» **REQUIRED WORK**:
Without including any pictures, copy each entry below exactly.

» **RECORDS SHOWN**:

# # # #

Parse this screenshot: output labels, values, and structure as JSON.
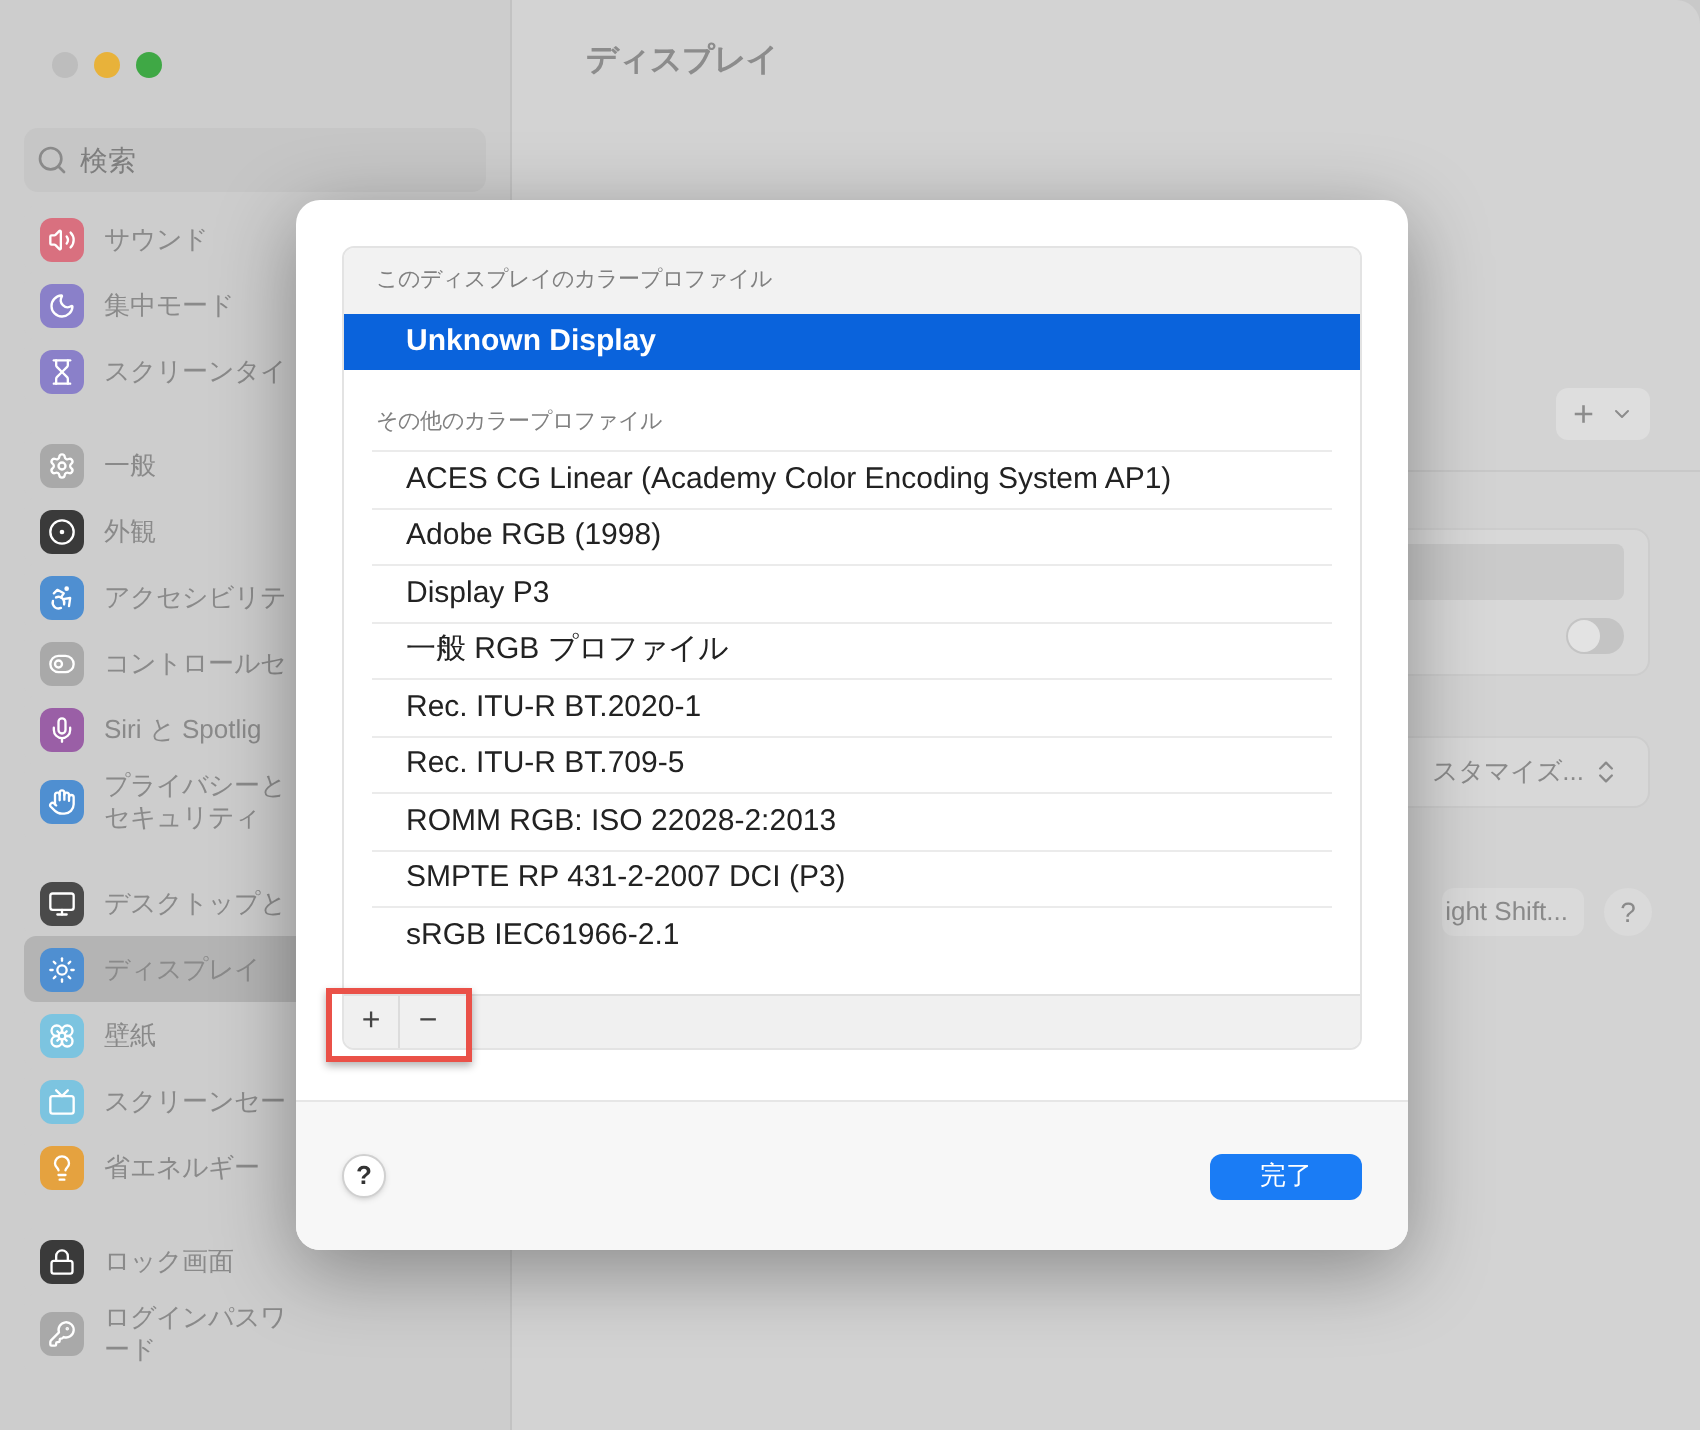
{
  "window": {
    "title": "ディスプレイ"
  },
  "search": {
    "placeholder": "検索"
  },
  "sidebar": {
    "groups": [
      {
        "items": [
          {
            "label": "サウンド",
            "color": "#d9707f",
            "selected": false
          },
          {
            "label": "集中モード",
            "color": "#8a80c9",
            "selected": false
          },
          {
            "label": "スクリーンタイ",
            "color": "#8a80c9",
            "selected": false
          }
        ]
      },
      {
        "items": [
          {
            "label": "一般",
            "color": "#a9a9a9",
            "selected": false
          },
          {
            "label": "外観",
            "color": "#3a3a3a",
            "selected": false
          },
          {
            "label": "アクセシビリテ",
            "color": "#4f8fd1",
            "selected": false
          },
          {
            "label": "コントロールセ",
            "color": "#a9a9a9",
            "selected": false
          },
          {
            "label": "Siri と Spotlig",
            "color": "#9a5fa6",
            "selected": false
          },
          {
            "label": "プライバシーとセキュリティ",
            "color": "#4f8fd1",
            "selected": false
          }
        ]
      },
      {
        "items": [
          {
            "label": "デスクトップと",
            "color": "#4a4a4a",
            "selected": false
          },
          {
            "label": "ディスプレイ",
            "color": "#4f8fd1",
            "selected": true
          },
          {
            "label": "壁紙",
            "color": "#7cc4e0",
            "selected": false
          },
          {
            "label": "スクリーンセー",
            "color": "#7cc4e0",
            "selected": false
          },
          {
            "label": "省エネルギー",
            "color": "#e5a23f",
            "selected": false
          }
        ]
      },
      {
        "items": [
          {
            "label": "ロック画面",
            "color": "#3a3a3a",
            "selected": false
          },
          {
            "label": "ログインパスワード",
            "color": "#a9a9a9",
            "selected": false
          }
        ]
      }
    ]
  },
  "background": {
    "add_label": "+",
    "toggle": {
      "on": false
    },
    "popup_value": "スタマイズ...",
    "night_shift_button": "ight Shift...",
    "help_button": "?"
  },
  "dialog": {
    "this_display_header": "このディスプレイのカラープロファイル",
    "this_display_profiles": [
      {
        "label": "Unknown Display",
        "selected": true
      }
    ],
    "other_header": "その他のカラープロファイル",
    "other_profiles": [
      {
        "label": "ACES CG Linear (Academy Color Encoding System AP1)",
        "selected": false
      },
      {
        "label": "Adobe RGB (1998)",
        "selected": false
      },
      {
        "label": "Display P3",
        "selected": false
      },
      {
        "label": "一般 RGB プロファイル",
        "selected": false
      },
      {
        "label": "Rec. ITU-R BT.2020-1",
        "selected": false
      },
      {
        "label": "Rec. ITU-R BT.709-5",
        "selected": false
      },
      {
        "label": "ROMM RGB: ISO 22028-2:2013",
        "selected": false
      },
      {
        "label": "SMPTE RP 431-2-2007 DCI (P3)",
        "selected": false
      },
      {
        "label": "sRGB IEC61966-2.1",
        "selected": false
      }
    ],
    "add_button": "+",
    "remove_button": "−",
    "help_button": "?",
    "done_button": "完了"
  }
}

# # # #

» **ANSWER TO THE EXERCISE**:
Parse this screenshot: output labels, values, and structure as JSON.
{
  "window": {
    "title": "ディスプレイ"
  },
  "search": {
    "placeholder": "検索"
  },
  "sidebar": {
    "groups": [
      {
        "items": [
          {
            "label": "サウンド",
            "color": "#d9707f",
            "selected": false
          },
          {
            "label": "集中モード",
            "color": "#8a80c9",
            "selected": false
          },
          {
            "label": "スクリーンタイ",
            "color": "#8a80c9",
            "selected": false
          }
        ]
      },
      {
        "items": [
          {
            "label": "一般",
            "color": "#a9a9a9",
            "selected": false
          },
          {
            "label": "外観",
            "color": "#3a3a3a",
            "selected": false
          },
          {
            "label": "アクセシビリテ",
            "color": "#4f8fd1",
            "selected": false
          },
          {
            "label": "コントロールセ",
            "color": "#a9a9a9",
            "selected": false
          },
          {
            "label": "Siri と Spotlig",
            "color": "#9a5fa6",
            "selected": false
          },
          {
            "label": "プライバシーとセキュリティ",
            "color": "#4f8fd1",
            "selected": false
          }
        ]
      },
      {
        "items": [
          {
            "label": "デスクトップと",
            "color": "#4a4a4a",
            "selected": false
          },
          {
            "label": "ディスプレイ",
            "color": "#4f8fd1",
            "selected": true
          },
          {
            "label": "壁紙",
            "color": "#7cc4e0",
            "selected": false
          },
          {
            "label": "スクリーンセー",
            "color": "#7cc4e0",
            "selected": false
          },
          {
            "label": "省エネルギー",
            "color": "#e5a23f",
            "selected": false
          }
        ]
      },
      {
        "items": [
          {
            "label": "ロック画面",
            "color": "#3a3a3a",
            "selected": false
          },
          {
            "label": "ログインパスワード",
            "color": "#a9a9a9",
            "selected": false
          }
        ]
      }
    ]
  },
  "background": {
    "add_label": "+",
    "toggle": {
      "on": false
    },
    "popup_value": "スタマイズ...",
    "night_shift_button": "ight Shift...",
    "help_button": "?"
  },
  "dialog": {
    "this_display_header": "このディスプレイのカラープロファイル",
    "this_display_profiles": [
      {
        "label": "Unknown Display",
        "selected": true
      }
    ],
    "other_header": "その他のカラープロファイル",
    "other_profiles": [
      {
        "label": "ACES CG Linear (Academy Color Encoding System AP1)",
        "selected": false
      },
      {
        "label": "Adobe RGB (1998)",
        "selected": false
      },
      {
        "label": "Display P3",
        "selected": false
      },
      {
        "label": "一般 RGB プロファイル",
        "selected": false
      },
      {
        "label": "Rec. ITU-R BT.2020-1",
        "selected": false
      },
      {
        "label": "Rec. ITU-R BT.709-5",
        "selected": false
      },
      {
        "label": "ROMM RGB: ISO 22028-2:2013",
        "selected": false
      },
      {
        "label": "SMPTE RP 431-2-2007 DCI (P3)",
        "selected": false
      },
      {
        "label": "sRGB IEC61966-2.1",
        "selected": false
      }
    ],
    "add_button": "+",
    "remove_button": "−",
    "help_button": "?",
    "done_button": "完了"
  }
}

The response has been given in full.